found in the MOM only (or perhaps a few early Fordson models). No bevel gear pulley on the drive shaft. Instead a 'drive shaft bevel gear spacer' (part #1605) filled this gap. Very few, if any pulleys were shipped on the first MOM's. Inner surface of the worm gear (1299, S-20) is serrated. Later gears are smooth. The differential housing (#1294, S-16) has a four clover leaf design. Later housings were just three clover leaf design. Round center hole in the air washer. Also the brass baffle was of a shorter, different design, (part #1887), larger part S-704. Connecting rods in the motor were a different design. A different clutch assembly. Many more minor differences.
'Shared' parts with later production Fordsons
Single one-half inch pipe plug in crank case pan. Wooden steering rim (however, early spiders were different). A tapped hole on each side of the timer opening. Probably to have been used to support a distributor which, while shown on some of the 'X' series, was discarded in favor of the cheaper magneto-coil model T system. Two or four round, flat 'bosses' on the underside of the top front radiator casting. Some of these were tapped partway, one has been found to be tapped all the way through to possibly be used to drain the top tank. Any other 'uses' are unknown. No air breather in the steering casting. Ladder-side radiator castings. However, early casting may have been slightly different. Choke control on outside right side of dash, some of which were projected to the front of the tractor.
some as found on the 'X' series: Reversed quadrants on the dash, facing to the left instead of right. Rounded air washer as found on the X-9. Brass radiator cap (one is known to exist, in the possession of the Ford-son Tractor Club). Special copper Hercules head gasket, with downward projections. (Thomas, England). Spring holding shifting rod to casting. Front axle stamped 'Made in England'. Taller radiator 'neck'. Sediment bulb of different design, soon replaced with standard model T part. The early manifolds may have had 'Holley Brothers Co.' logos as seen in the earliest parts book. Later ones evidently had 'Holley Carburetor Co.', with both 'Detroit' and 'Coventry'. Cast iron throttle rod control support.
At this point it must be reiterated one last time that with no 'Fordson' identification and with the above different features, these tractors were not 'Fordson Tractors', nor 'Ford Tractors', but instead were the 'Henry Ford & Son Tractors', known familiarly and affectionately as MOM's of which only approximately 3,000 or so were ever produced before production shifted to the real Fordson. The first 6,000 'Fordsons' were not shipped to England.
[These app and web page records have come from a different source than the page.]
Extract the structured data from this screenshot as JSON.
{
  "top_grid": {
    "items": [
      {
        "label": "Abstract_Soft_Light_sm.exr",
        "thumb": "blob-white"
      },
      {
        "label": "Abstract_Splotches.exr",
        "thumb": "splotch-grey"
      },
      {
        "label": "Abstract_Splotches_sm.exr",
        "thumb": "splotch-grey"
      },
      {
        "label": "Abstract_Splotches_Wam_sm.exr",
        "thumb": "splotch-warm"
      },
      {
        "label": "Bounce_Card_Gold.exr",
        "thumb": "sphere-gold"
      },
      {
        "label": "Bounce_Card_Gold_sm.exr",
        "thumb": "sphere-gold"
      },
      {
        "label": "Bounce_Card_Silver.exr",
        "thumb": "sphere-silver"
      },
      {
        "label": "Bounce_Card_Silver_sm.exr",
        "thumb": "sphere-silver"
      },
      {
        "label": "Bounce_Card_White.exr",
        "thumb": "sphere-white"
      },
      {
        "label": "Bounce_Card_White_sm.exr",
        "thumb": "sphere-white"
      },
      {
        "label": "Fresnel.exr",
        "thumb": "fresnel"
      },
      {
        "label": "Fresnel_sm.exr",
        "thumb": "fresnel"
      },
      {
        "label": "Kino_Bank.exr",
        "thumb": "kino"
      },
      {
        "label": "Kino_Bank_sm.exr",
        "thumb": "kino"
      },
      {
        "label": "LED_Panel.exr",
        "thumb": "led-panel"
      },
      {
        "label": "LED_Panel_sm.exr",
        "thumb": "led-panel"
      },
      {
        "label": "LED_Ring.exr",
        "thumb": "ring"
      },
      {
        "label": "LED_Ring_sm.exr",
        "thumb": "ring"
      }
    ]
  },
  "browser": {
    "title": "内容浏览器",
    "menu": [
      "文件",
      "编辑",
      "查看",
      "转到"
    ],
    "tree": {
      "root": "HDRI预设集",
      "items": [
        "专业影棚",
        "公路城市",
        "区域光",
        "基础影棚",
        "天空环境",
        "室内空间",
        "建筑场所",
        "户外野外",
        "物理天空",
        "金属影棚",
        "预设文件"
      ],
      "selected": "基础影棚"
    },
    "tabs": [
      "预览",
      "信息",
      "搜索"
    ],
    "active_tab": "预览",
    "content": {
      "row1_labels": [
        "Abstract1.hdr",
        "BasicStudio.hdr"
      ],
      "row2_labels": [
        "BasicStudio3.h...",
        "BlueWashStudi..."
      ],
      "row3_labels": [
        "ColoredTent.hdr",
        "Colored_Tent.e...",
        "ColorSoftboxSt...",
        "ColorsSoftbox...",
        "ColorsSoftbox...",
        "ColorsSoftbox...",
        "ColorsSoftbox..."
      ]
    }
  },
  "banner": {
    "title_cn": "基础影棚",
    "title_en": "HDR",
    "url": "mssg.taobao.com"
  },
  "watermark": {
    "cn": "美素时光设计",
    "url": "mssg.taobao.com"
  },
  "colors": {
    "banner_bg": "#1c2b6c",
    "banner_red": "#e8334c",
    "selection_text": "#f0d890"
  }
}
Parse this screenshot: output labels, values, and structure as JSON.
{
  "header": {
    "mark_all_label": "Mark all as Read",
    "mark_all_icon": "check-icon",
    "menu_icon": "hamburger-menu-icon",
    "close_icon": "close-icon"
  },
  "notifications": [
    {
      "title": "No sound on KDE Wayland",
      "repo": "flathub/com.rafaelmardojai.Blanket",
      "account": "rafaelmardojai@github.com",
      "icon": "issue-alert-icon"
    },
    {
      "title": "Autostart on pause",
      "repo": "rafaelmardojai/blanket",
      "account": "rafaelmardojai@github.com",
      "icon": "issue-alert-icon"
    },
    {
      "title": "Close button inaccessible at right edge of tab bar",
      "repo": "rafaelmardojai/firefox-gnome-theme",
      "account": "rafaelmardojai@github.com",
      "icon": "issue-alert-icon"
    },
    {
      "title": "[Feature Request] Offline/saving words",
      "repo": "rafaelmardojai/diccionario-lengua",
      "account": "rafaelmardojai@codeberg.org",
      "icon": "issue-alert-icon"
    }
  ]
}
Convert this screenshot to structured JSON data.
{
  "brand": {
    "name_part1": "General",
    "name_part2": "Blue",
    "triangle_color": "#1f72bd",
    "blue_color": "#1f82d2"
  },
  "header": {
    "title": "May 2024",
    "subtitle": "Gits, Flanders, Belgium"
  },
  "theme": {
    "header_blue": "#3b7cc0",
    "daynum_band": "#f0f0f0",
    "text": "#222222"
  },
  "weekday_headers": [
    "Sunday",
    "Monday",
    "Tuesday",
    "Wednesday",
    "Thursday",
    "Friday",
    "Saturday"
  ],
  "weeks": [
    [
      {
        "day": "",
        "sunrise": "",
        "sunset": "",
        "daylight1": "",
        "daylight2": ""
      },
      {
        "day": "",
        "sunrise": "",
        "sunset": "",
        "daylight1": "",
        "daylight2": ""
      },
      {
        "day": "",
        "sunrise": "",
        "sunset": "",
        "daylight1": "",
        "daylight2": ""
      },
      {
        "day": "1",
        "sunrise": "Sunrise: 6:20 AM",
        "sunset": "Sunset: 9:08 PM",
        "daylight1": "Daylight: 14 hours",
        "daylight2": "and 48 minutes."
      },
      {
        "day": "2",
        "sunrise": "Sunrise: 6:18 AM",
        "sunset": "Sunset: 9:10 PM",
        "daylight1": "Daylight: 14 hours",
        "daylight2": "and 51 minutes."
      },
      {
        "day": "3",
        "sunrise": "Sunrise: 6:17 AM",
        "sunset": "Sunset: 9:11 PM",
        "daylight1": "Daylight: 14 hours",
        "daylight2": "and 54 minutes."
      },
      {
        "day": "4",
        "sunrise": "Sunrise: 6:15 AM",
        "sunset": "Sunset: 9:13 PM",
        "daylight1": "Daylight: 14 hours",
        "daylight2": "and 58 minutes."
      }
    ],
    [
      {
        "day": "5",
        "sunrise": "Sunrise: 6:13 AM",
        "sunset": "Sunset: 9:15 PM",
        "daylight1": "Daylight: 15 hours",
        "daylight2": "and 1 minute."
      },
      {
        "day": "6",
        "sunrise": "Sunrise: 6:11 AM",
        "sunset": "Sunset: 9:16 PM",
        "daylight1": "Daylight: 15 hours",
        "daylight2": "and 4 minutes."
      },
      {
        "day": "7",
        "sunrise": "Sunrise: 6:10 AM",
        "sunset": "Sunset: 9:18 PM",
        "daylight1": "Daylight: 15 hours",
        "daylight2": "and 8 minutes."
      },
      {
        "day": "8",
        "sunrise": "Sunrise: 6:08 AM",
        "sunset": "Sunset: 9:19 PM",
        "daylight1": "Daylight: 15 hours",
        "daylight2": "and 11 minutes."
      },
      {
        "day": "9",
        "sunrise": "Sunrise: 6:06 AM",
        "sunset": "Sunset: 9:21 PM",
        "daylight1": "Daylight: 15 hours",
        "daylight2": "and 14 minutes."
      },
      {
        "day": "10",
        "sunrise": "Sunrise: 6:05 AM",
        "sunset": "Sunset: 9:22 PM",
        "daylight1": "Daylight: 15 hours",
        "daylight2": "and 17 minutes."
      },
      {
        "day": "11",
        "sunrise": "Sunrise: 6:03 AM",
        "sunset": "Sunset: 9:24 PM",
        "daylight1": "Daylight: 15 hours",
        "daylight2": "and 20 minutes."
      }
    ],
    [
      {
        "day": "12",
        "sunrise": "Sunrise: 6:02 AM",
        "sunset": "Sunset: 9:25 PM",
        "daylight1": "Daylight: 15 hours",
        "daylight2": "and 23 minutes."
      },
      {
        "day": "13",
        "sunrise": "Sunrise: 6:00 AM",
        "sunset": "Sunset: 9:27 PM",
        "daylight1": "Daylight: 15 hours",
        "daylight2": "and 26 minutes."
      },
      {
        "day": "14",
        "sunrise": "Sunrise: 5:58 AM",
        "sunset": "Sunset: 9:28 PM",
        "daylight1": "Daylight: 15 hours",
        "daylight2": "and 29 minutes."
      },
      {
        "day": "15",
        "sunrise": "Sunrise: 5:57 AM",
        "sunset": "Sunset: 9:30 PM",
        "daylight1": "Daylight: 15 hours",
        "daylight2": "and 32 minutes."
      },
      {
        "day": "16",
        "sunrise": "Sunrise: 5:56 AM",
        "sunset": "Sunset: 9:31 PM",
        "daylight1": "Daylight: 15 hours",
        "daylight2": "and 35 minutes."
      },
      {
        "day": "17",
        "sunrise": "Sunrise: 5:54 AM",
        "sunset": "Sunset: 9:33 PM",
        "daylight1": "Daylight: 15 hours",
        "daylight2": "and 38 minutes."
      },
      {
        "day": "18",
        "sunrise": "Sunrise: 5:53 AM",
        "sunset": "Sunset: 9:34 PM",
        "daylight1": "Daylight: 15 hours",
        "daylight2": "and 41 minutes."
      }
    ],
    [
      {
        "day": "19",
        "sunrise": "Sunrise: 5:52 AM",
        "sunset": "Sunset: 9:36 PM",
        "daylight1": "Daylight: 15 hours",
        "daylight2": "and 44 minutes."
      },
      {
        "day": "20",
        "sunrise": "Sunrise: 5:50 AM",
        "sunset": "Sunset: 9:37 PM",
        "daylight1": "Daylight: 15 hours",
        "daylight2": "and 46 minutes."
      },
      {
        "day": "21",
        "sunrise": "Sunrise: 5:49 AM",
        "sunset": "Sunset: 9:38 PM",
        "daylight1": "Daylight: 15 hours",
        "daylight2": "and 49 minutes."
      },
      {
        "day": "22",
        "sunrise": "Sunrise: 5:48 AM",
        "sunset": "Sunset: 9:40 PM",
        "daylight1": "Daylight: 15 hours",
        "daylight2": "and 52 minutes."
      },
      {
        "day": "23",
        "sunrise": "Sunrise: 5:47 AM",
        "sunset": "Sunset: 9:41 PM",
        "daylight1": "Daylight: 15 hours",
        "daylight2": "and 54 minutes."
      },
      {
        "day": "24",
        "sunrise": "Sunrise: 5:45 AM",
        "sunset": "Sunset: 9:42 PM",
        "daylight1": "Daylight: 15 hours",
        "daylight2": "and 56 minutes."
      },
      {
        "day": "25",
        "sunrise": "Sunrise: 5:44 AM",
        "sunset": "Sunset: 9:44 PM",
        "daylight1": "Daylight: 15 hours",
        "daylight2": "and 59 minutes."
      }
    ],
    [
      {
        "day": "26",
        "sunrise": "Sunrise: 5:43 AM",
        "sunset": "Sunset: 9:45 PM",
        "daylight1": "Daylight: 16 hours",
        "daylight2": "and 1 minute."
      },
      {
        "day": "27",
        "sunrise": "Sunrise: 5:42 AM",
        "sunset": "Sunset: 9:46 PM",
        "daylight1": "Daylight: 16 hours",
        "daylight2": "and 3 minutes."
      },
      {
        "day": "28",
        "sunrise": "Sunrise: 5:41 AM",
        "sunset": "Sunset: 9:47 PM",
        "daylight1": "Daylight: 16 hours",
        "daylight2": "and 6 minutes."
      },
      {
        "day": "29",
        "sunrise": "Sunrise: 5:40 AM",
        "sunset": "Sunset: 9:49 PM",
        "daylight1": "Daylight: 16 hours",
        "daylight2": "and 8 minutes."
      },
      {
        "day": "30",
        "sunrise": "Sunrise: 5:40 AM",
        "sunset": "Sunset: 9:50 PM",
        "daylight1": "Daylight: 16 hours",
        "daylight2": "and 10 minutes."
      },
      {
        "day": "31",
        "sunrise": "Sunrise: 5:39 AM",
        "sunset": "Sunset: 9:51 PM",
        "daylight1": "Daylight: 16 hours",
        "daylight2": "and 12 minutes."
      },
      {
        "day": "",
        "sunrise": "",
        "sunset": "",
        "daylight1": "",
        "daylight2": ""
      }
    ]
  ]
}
If the reader can provide any verifiable additional information, it will be appreciated and inserted in part IV of this series.
The next in this series of articles will be at last on the real Fordson, the early 1918 models.